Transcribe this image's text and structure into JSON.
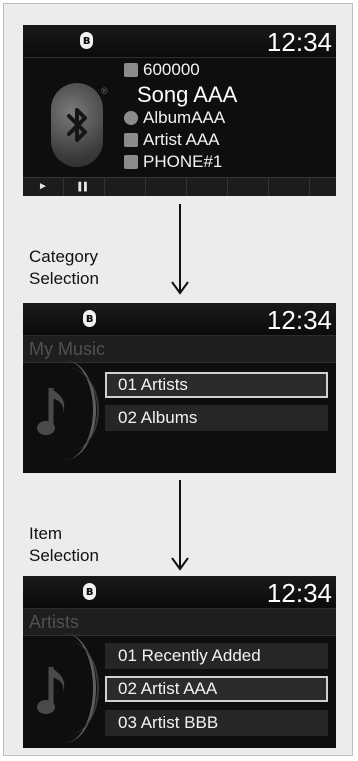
{
  "screens": {
    "now_playing": {
      "clock": "12:34",
      "status_icon": "bluetooth-icon",
      "track_number": "600000",
      "song": "Song AAA",
      "album": "AlbumAAA",
      "artist": "Artist AAA",
      "device": "PHONE#1",
      "play_label": "►",
      "pause_label": "▌▌"
    },
    "category": {
      "clock": "12:34",
      "header": "My Music",
      "items": [
        "01 Artists",
        "02 Albums"
      ],
      "selected_index": 0
    },
    "item": {
      "clock": "12:34",
      "header": "Artists",
      "items": [
        "01 Recently Added",
        "02 Artist AAA",
        "03 Artist BBB"
      ],
      "selected_index": 1
    }
  },
  "captions": {
    "category_selection_line1": "Category",
    "category_selection_line2": "Selection",
    "item_selection_line1": "Item",
    "item_selection_line2": "Selection"
  },
  "colors": {
    "screen_bg": "#0e0e0e",
    "item_bg": "#262626",
    "highlight_border": "#d0d0d0",
    "panel_bg": "#ececec"
  }
}
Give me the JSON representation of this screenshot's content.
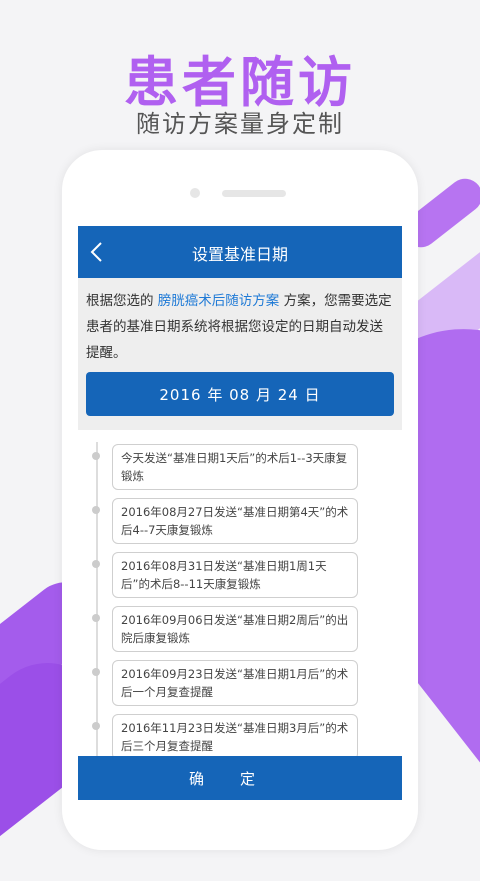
{
  "hero": {
    "title": "患者随访",
    "subtitle": "随访方案量身定制"
  },
  "nav": {
    "title": "设置基准日期"
  },
  "intro": {
    "prefix": "根据您选的",
    "plan": "膀胱癌术后随访方案",
    "suffix": "方案，您需要选定患者的基准日期系统将根据您设定的日期自动发送提醒。"
  },
  "date_button": {
    "label": "2016 年 08 月 24 日"
  },
  "timeline": [
    {
      "text": "今天发送“基准日期1天后”的术后1--3天康复锻炼"
    },
    {
      "text": "2016年08月27日发送“基准日期第4天”的术后4--7天康复锻炼"
    },
    {
      "text": "2016年08月31日发送“基准日期1周1天后”的术后8--11天康复锻炼"
    },
    {
      "text": "2016年09月06日发送“基准日期2周后”的出院后康复锻炼"
    },
    {
      "text": "2016年09月23日发送“基准日期1月后”的术后一个月复查提醒"
    },
    {
      "text": "2016年11月23日发送“基准日期3月后”的术后三个月复查提醒"
    }
  ],
  "confirm": {
    "label": "确定"
  },
  "colors": {
    "accent": "#1565b8",
    "brand_purple": "#b060f0",
    "highlight": "#1f7ad6"
  }
}
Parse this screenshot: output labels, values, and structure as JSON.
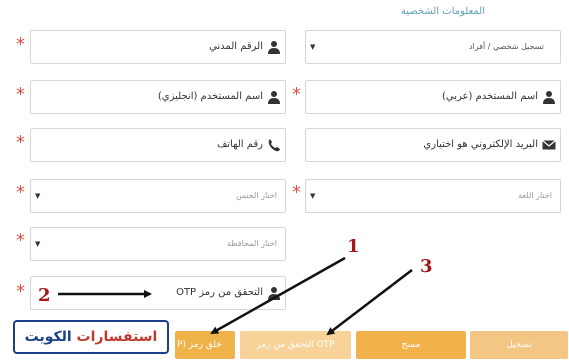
{
  "section_title": "المعلومات الشخصية",
  "fields": {
    "registration_type": "تسجيل شخصي / أفراد",
    "civil_id": "الرقم المدني",
    "username_arabic": "اسم المستخدم (عربي)",
    "username_english": "اسم المستخدم (انجليزي)",
    "email": "البريد الإلكتروني هو اختياري",
    "phone": "رقم الهاتف",
    "language_placeholder": "اختار اللغة",
    "gender_placeholder": "اختار الجنس",
    "governorate_placeholder": "اختار المحافظة",
    "otp_verify": "التحقق من رمز OTP"
  },
  "required_mark": "*",
  "buttons": {
    "otp_partial": "خلق رمز (P",
    "otp_verify": "التحقق من رمز OTP",
    "clear": "مسح",
    "last": "تسجيل"
  },
  "watermark": {
    "part1": "استفسارات ",
    "part2": "الكويت"
  },
  "annotations": {
    "n1": "1",
    "n2": "2",
    "n3": "3"
  },
  "colors": {
    "accent": "#f0b34a",
    "required": "#d9534f",
    "annotation": "#a51616",
    "brand_border": "#1b3f8a"
  },
  "icons": [
    "user-icon",
    "envelope-icon",
    "phone-icon",
    "caret-down-icon"
  ]
}
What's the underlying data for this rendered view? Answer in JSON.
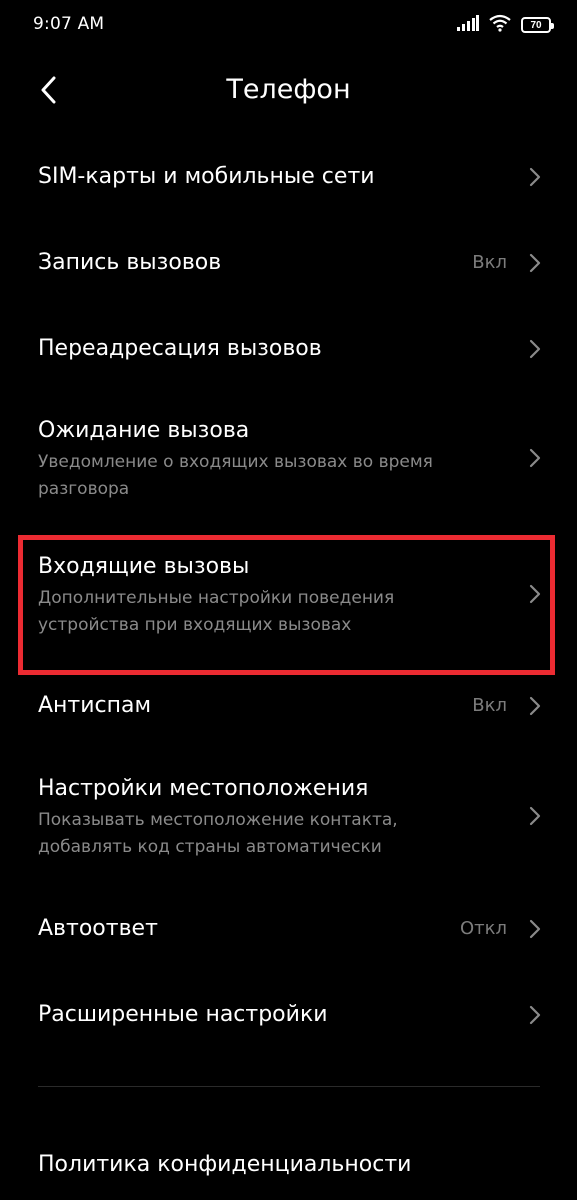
{
  "status_bar": {
    "time": "9:07 AM",
    "battery": "70",
    "icons": [
      "signal-icon",
      "wifi-icon",
      "battery-icon"
    ]
  },
  "header": {
    "title": "Телефон",
    "back_icon": "back-arrow-icon"
  },
  "items": [
    {
      "title": "SIM-карты и мобильные сети"
    },
    {
      "title": "Запись вызовов",
      "value": "Вкл"
    },
    {
      "title": "Переадресация вызовов"
    },
    {
      "title": "Ожидание вызова",
      "subtitle": "Уведомление о входящих вызовах во время разговора"
    },
    {
      "title": "Входящие вызовы",
      "subtitle": "Дополнительные настройки поведения устройства при входящих вызовах",
      "highlighted": true
    },
    {
      "title": "Антиспам",
      "value": "Вкл"
    },
    {
      "title": "Настройки местоположения",
      "subtitle": "Показывать местоположение контакта, добавлять код страны автоматически"
    },
    {
      "title": "Автоответ",
      "value": "Откл"
    },
    {
      "title": "Расширенные настройки"
    }
  ],
  "footer_items": [
    {
      "title": "Политика конфиденциальности"
    }
  ],
  "colors": {
    "background": "#000000",
    "text_primary": "#ffffff",
    "text_secondary": "#8a8a8a",
    "highlight": "#ec2b32"
  }
}
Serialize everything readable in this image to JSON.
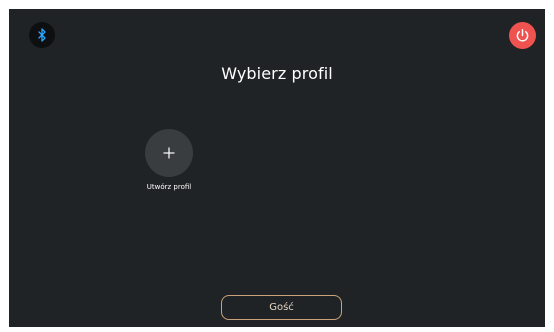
{
  "header": {
    "bluetooth_icon": "bluetooth-icon",
    "power_icon": "power-icon",
    "title": "Wybierz profil"
  },
  "profiles": {
    "create_icon": "plus-icon",
    "create_label": "Utwórz profil"
  },
  "footer": {
    "guest_label": "Gość"
  },
  "colors": {
    "background": "#202325",
    "power_accent": "#ef5350",
    "bluetooth_accent": "#2aa6ff",
    "guest_border": "#c9a27a"
  }
}
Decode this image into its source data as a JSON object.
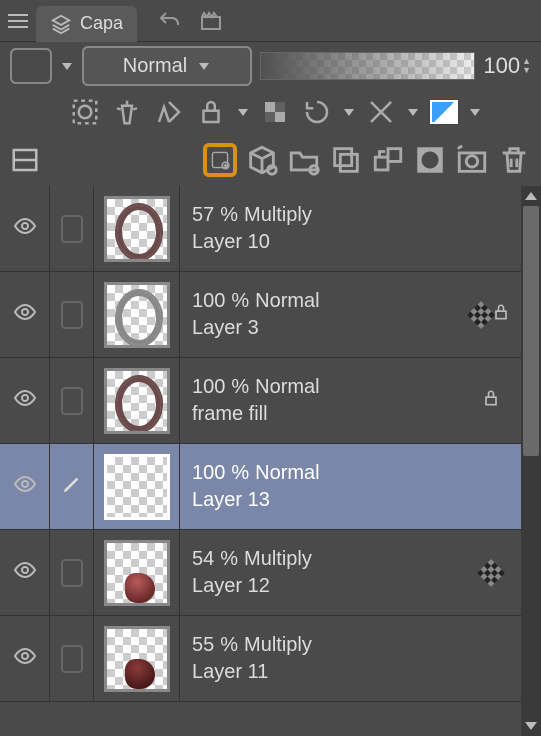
{
  "panel": {
    "tab_label": "Capa",
    "blend_mode": "Normal",
    "opacity_value": "100"
  },
  "layers": [
    {
      "opacity": "57",
      "pct": "%",
      "blend": "Multiply",
      "name": "Layer 10",
      "locked": false,
      "checker": false,
      "thumb": "frame-brown",
      "selected": false,
      "edit": false
    },
    {
      "opacity": "100",
      "pct": "%",
      "blend": "Normal",
      "name": "Layer 3",
      "locked": true,
      "checker": true,
      "thumb": "frame-grey",
      "selected": false,
      "edit": false
    },
    {
      "opacity": "100",
      "pct": "%",
      "blend": "Normal",
      "name": "frame fill",
      "locked": true,
      "checker": false,
      "thumb": "frame-brown",
      "selected": false,
      "edit": false
    },
    {
      "opacity": "100",
      "pct": "%",
      "blend": "Normal",
      "name": "Layer 13",
      "locked": false,
      "checker": false,
      "thumb": "empty",
      "selected": true,
      "edit": true
    },
    {
      "opacity": "54",
      "pct": "%",
      "blend": "Multiply",
      "name": "Layer 12",
      "locked": false,
      "checker": true,
      "thumb": "blob",
      "selected": false,
      "edit": false
    },
    {
      "opacity": "55",
      "pct": "%",
      "blend": "Multiply",
      "name": "Layer 11",
      "locked": false,
      "checker": false,
      "thumb": "blob-dark",
      "selected": false,
      "edit": false
    }
  ]
}
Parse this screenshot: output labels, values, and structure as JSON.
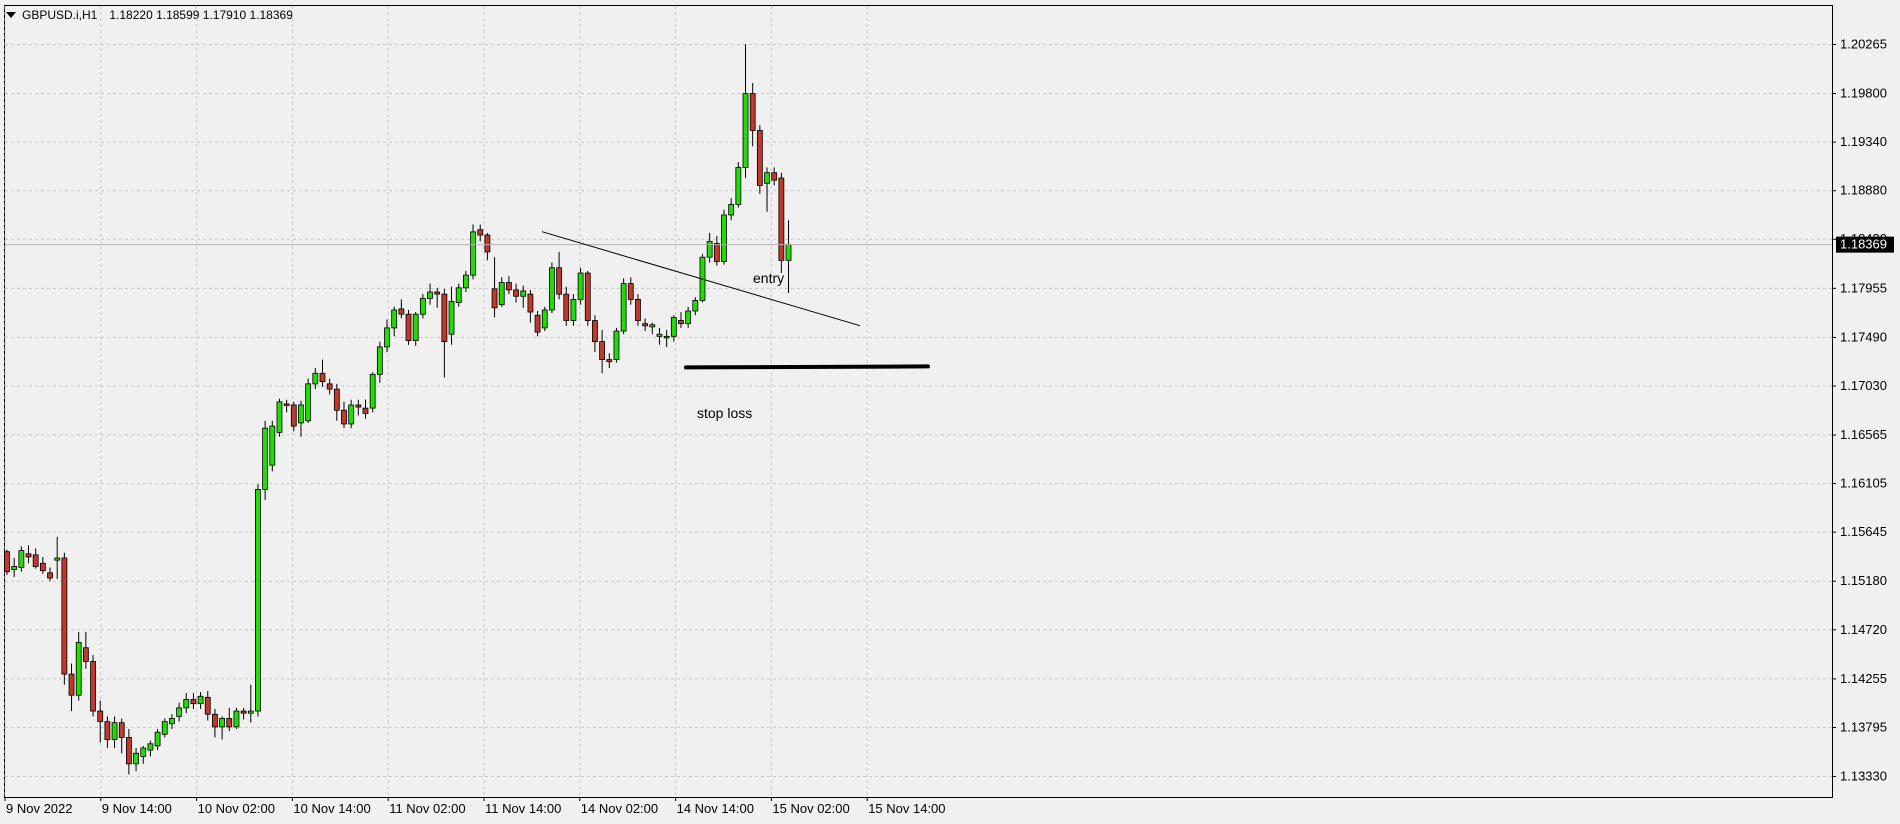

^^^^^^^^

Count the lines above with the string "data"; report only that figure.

2